Most of the vehicles I saw were older. Dated electric street cars threaded through the streets with their loading stops in the middle of the street. While waiting, I called the Bucharest SOS Children’s Village to confirm a visit for later in the morning, which I prearranged through their international office. I worked for SOS Children’s Villages (as one of the Village Directors in the two Villages in the United States) and felt excited to visit one in Eastern Europe.
Dr. G returned from his errands and, rather than driving ourselves to the SOS Children’s Village, we hailed a taxi. We jumped in, gave the address to the driver, and were thrown back in the seat as he rocketed off and started weaving through traffic, horn blowing as we whipped around corners. Our grins dropped when, at the sight of a large group of people waving signs and marching across six lanes of traffic, the driver suddenly careened into a U-turn. It was a street demonstration, the driver explained to Dr. G, and we would take a different route.
Another sharp turn and we were on a wide street with streetcar tracks down the middle of the brick street with three lanes of traffic going each way. The streetcar rails were level with the street, so traffic could drive over them. Traffic started to back up so the driver jerked the taxi into the streetcar lane and started passing the slowed autos at a high rate of speed.

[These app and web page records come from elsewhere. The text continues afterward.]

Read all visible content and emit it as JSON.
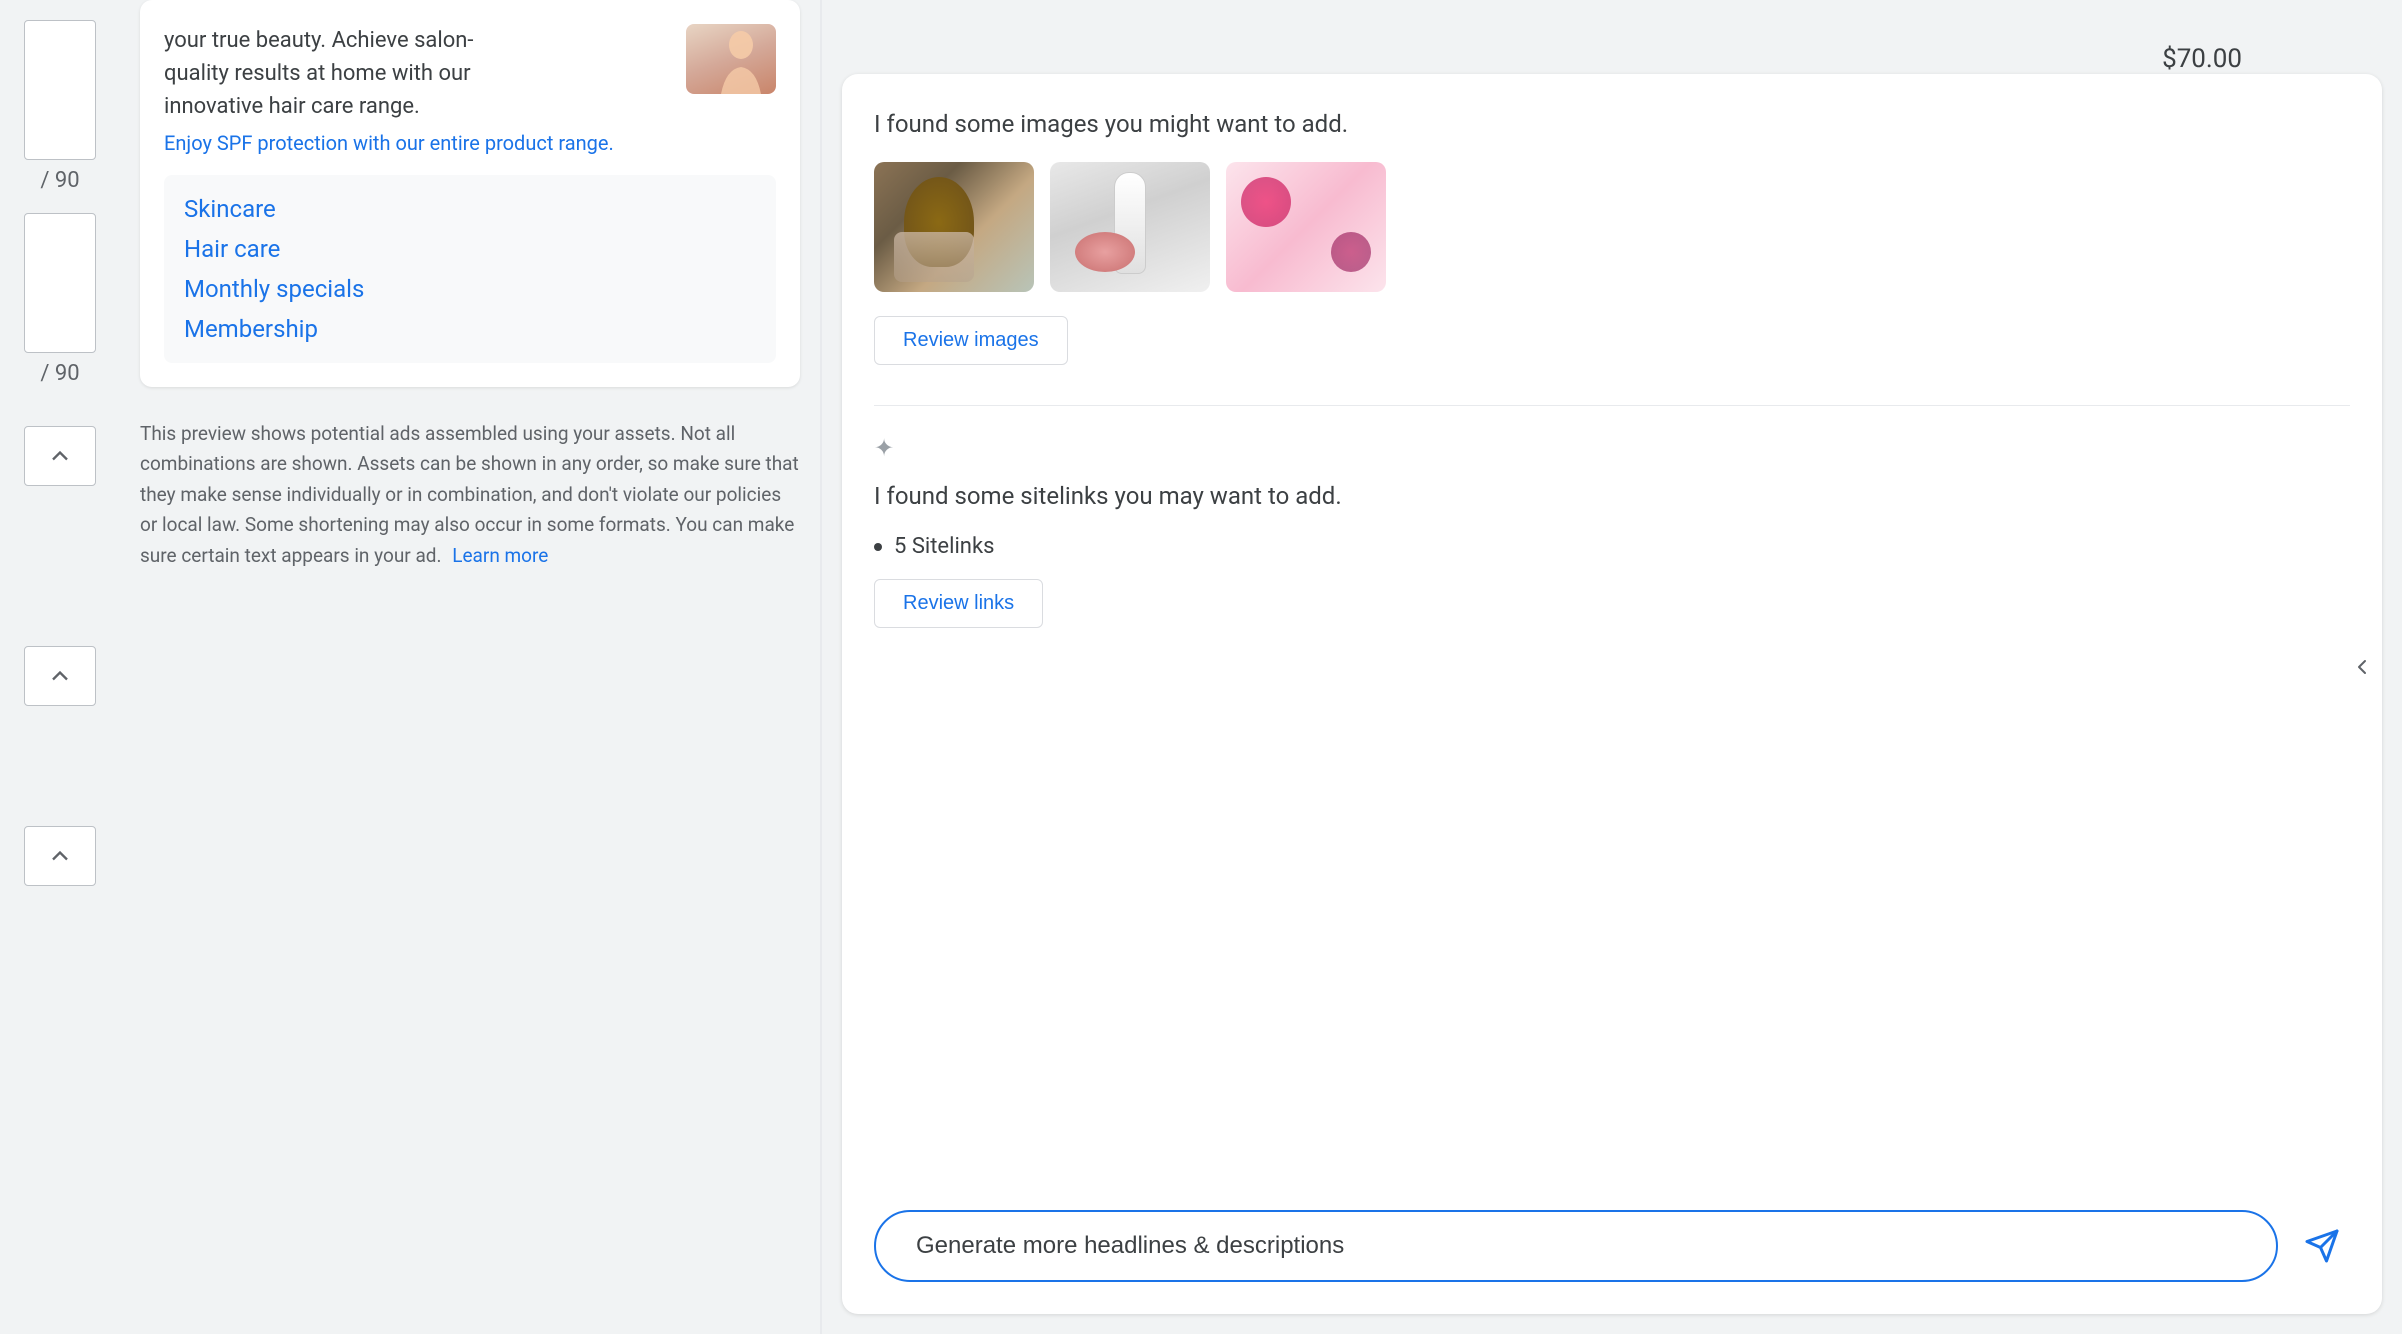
{
  "left": {
    "counter1_label": "/ 90",
    "counter2_label": "/ 90",
    "ad_description": "your true beauty. Achieve salon-quality results at home with our innovative hair care range.",
    "ad_promo_link": "Enjoy SPF protection with our entire product range.",
    "nav_links": [
      "Skincare",
      "Hair care",
      "Monthly specials",
      "Membership"
    ],
    "disclaimer": "This preview shows potential ads assembled using your assets. Not all combinations are shown. Assets can be shown in any order, so make sure that they make sense individually or in combination, and don't violate our policies or local law. Some shortening may also occur in some formats. You can make sure certain text appears in your ad.",
    "learn_more": "Learn more"
  },
  "right": {
    "price": "$70.00",
    "images_section": {
      "title": "I found some images you might want to add.",
      "review_button": "Review images"
    },
    "sitelinks_section": {
      "title": "I found some sitelinks you may want to add.",
      "count_label": "5 Sitelinks",
      "review_button": "Review links"
    },
    "generate_button": "Generate more headlines & descriptions",
    "send_icon": "send-icon",
    "collapse_icon": "chevron-left-icon",
    "sparkle_icon": "✦"
  }
}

From the back seat, I saw a streetcar loading platform, set about eight inches above the street level, filled with people, and a streetcar fast approaching. Not to worry, with a quick twist of the wheel, some screeching brakes and horns blaring, we merged back into the traffic in the auto lanes. Once we were past the platform and the loading streetcar, we jerked back into our seemingly own express lane and sped onward. Until the next platform or street car appeared. About a half hour later we arrived at the Children’s Village safe and sound. By then, I totally adjusted to Bucharest traffic. And both of us were smiling to prove it.
Next week: More Reviews of Face Your Fears